This guide is the second part of our guide on how to improve MySQL select speed. In case you missed it, you can read the previous post: Ten ways to increase MySQL query speed and decrease running speed.
So without further ado, let’s get into the details.
Using the correct limit value without an index
Not all selects are done in real-time, we have many queries that run overnight and do a full table scan, and the results are waiting in the morning.
We migrated a table from a modest server to a strong server and used the script to do some calculations, which took many nights.
Upon inspection, we noticed that the script was using a limit to get parts of the results, and once it was done with the processing, it selected the next chunk.
Because the server was “weak”, the limit was for 10,000 records at once. The issue was that the fields were not indexed, so MySQL had to do too much computation to get the data from the previous point.
The solution was to increase the limit to 500,000 records. A few days turned into a few hours.
Creating a pre-calculated table
Some of our data have multiple indexes (over one billion records per table), and selecting with several indexes and using a limit to get part of the data can take very long.
Furthermore, sorting and using the limit clause can cause the query to run slower.
Our solution was to create a pre-calculated table and use a primary key on the data we wanted to sort.
The drawback of this method is that it takes more space, and the pre-calculated table must be updated to reflect changes to the master table, so it’s not an option for some scenarios.
Important tip: Make sure to update the pre-calculated table if you plan to use new data. We wasted many hours debugging to discover we didn’t calculate the table and received older data.
What are MySQL partitions?
Partition is a way to divide a large table into small tables (all done behind the scenes).

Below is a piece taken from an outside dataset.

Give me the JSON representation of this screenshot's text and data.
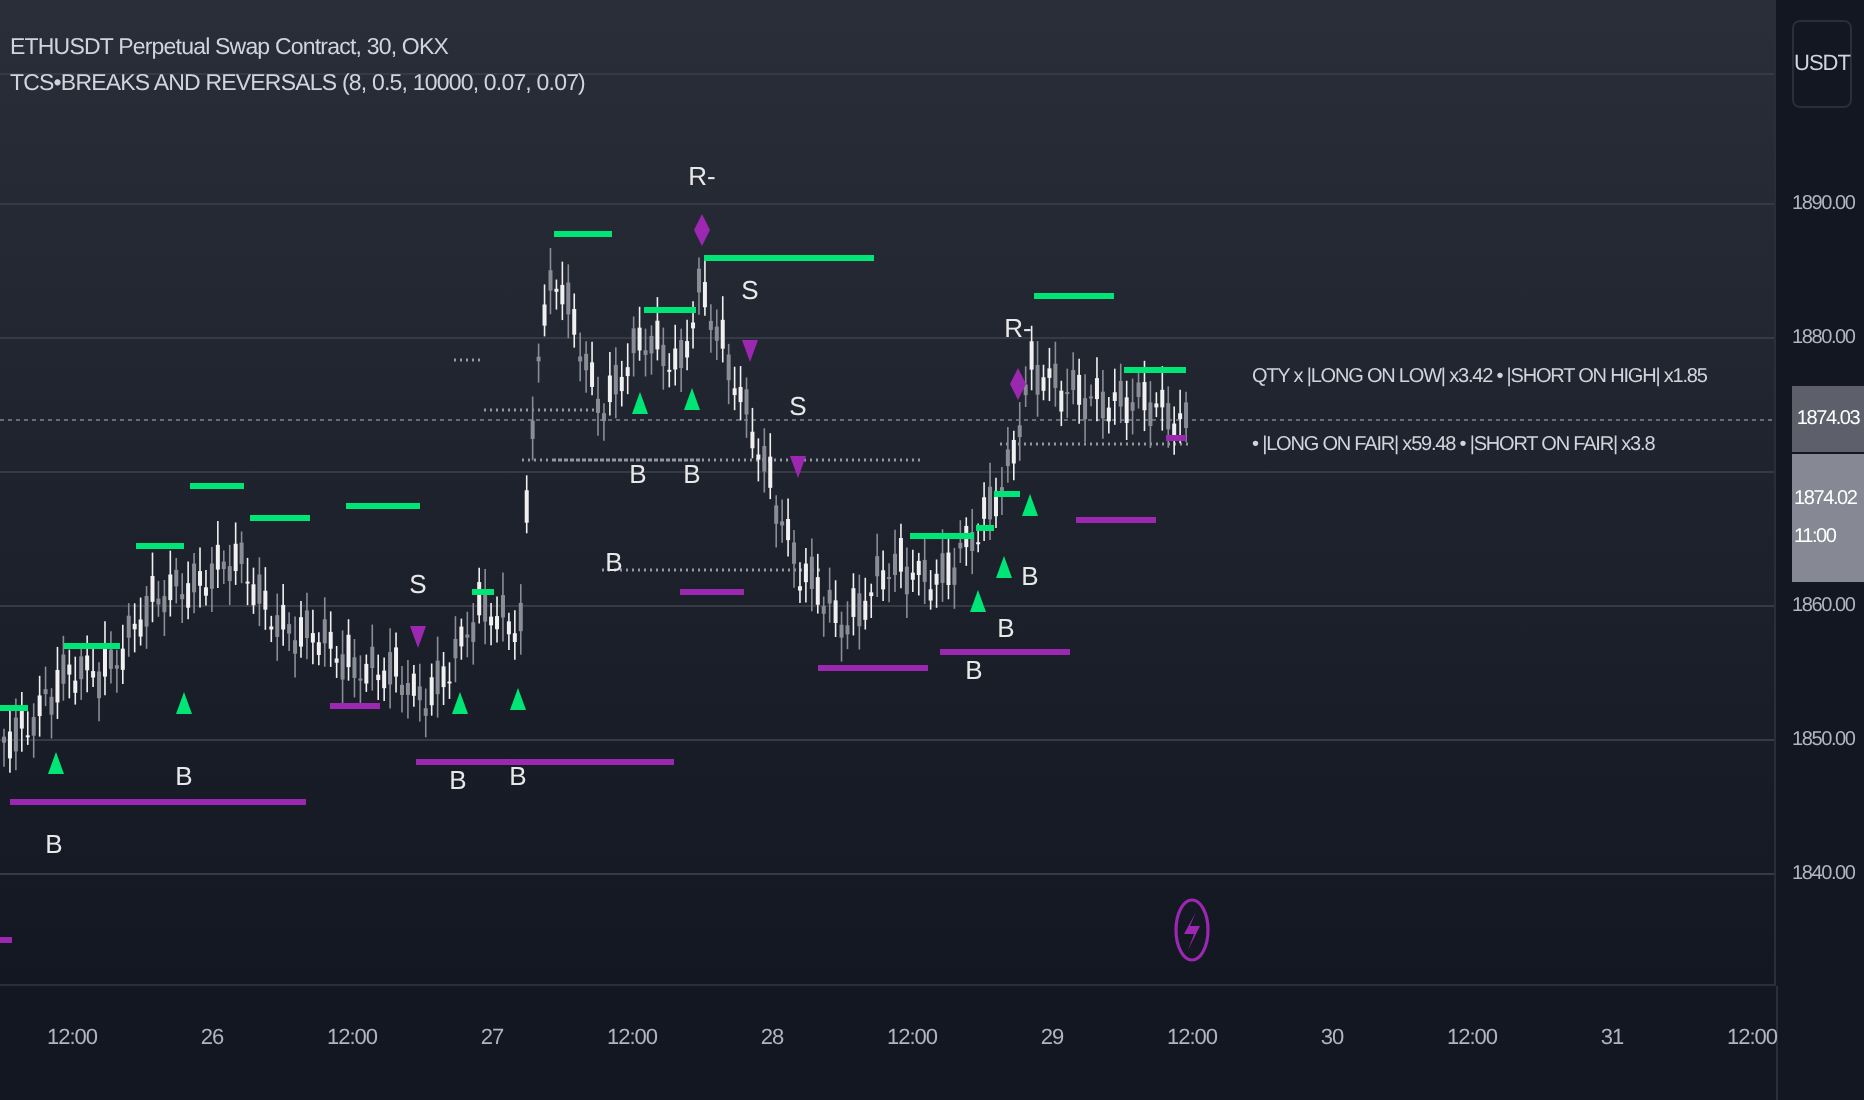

The secret to partition is to select the correct function to build the partition with. The function uses several methods based on the primary key.
Not all primary keys type can be used in a partition, and not all tables are good candidates for partitioning.
A classic scenario would be a primary key based on a date, for example, a year, so that we can place each year’s records inside a partition. If we query for data from a specific year, the MySQL server would only access the partition belonging to that year.
You can read a detailed guide on MySQL partitions here.
When to use MySQL partitions?
Remember that you need to measure everything, so all tips here may not be accurate for your specific scenario and data structure. Here are some reasons to use partitions:
- Large table, if you have millions of raws, don’t bother. We have 1-20 billion records in the tables that we partitioned.
- Select can be done on the primary key and not multiple indexes.
When not to use MySQL partitions
The reasons not to use partitions are mostly a reverse of when to use MySQL partitions:
- Too little data will increase overhead
- A query uses an index that is not the primary key. In this case, the MySQL server would run the query on each partition and do a union which will affect performance.
- There’s no way to structure the data to make sense to partition it.
MySQL server tuning and optimization is a never-ending process specific to your data. It could be that all of the suggestions will do nothing or even make the timing worse. The solution is to constantly measure if the change improved or hurt the query running time.